Reducing non-renewable inputs
But while much of the debate has focused on whether organic can match the yields of conventional agriculture, advocates suggest organic foods offer more long-term viability even if yields are lower.
US economist and social theorist Jeremy Rifkin, for example, suggests that global agriculture must shift toward organic in order to reduce dependence on petrochemical-based fertilisers and pesticides, which are likely to see prices skyrocket in the mid- to long-term.
However, even though organic farming avoids non-renewable inputs, the land use dilemma remains. NGO Forest Trends claims that more than 70% of tropical deforestation since 2000 was for agricultural conversion, and more than 6m hectares of tropical rainforest are lost each year.
Any move toward more organic systems therefore would need to reduce land use, rather than increase it – a big challenge when the Food and Agriculture Organisation (FAO) estimates that food production will need to double by 2050.

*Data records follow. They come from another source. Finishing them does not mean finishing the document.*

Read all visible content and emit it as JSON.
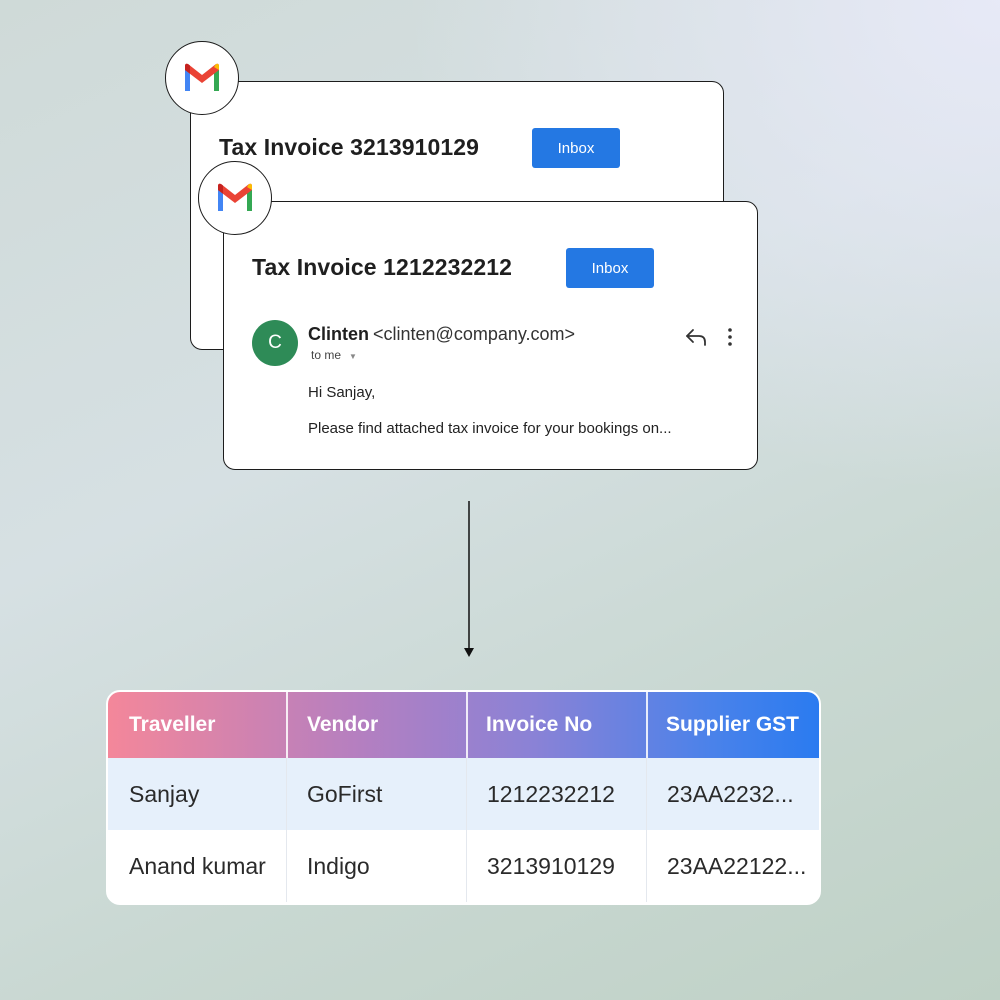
{
  "emails": [
    {
      "subject": "Tax Invoice 3213910129",
      "label": "Inbox"
    },
    {
      "subject": "Tax Invoice 1212232212",
      "label": "Inbox",
      "avatar_initial": "C",
      "sender_name": "Clinten",
      "sender_email": "<clinten@company.com>",
      "recipient": "to me",
      "greeting": "Hi Sanjay,",
      "preview": "Please find attached tax invoice for your bookings on..."
    }
  ],
  "table": {
    "headers": [
      "Traveller",
      "Vendor",
      "Invoice No",
      "Supplier GST"
    ],
    "rows": [
      [
        "Sanjay",
        "GoFirst",
        "1212232212",
        "23AA2232..."
      ],
      [
        "Anand kumar",
        "Indigo",
        "3213910129",
        "23AA22122..."
      ]
    ]
  },
  "colors": {
    "inbox_button": "#2478e3",
    "avatar": "#2e8b57",
    "header_gradient_start": "#f4879a",
    "header_gradient_end": "#2a7bf0",
    "row_highlight": "#e6f0fb"
  },
  "icons": [
    "gmail-icon",
    "reply-icon",
    "more-vertical-icon",
    "chevron-down-icon",
    "arrow-down-icon"
  ]
}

Food waste may be a significant part of the equation. One in three forkfuls of food is wasted or lost before it reaches the consumer, according to the FAO, so waste reduction could be a way to increase the amount of food on the average plate without having to cut down forest. But without waste reduction, ways to increase crop yields seem vital to our future ability to feed the planet.
Finally, the argument over whether the planet has enough land to sustain more cropland also assumes that dietary patterns will remain constant over the coming decades, but Western diets, at least, increasingly are moving away from meat consumption, which uses more grain than plant-based diets. With 40% of the world’s grain already being used for feed – estimated to increase to 60% by 2050, according to the FAO – a shift away from animal products could make organic agriculture a more viable mainstream option.
A third way?
While debate over organic’s role in future food production tends to pit organic against conventional farming, conservation farming may provide a compromise. It doesn’t explicitly prohibit any farming practices, but encourages soil and water conservation and the use of mulch to minimise runoff and erosion.
The FAO has called it “a concept for resource-saving agricultural crop production that strives to achieve acceptable profits together with high and sustained production levels while concurrently conserving the environment”.
Even UK-based organic advocacy organisation, The Soil Association, has argued that sustainable agriculture does not necessarily begin with organic production. Its chief executive, Helen Browning, said at a conference in 2013 that good food was about how it is produced – but said The Soil Association had sometimes become too associated with campaigns against genetic modification or pesticides.
“Unless we deliver positive real world solutions, policies that are genuinely likely to stand up, we will have failed,” she said. “I want us much more to be known for what we are for, rather than what we are against.”
According to Eurostat, only about 4% of agricultural land in Europe is organically managed, despite consumers’ willingness to pay a premium for organic foods in many markets. The European organic market has increased fourfold over the past decade according to EU figures, but organic agricultural land has only doubled over the same period.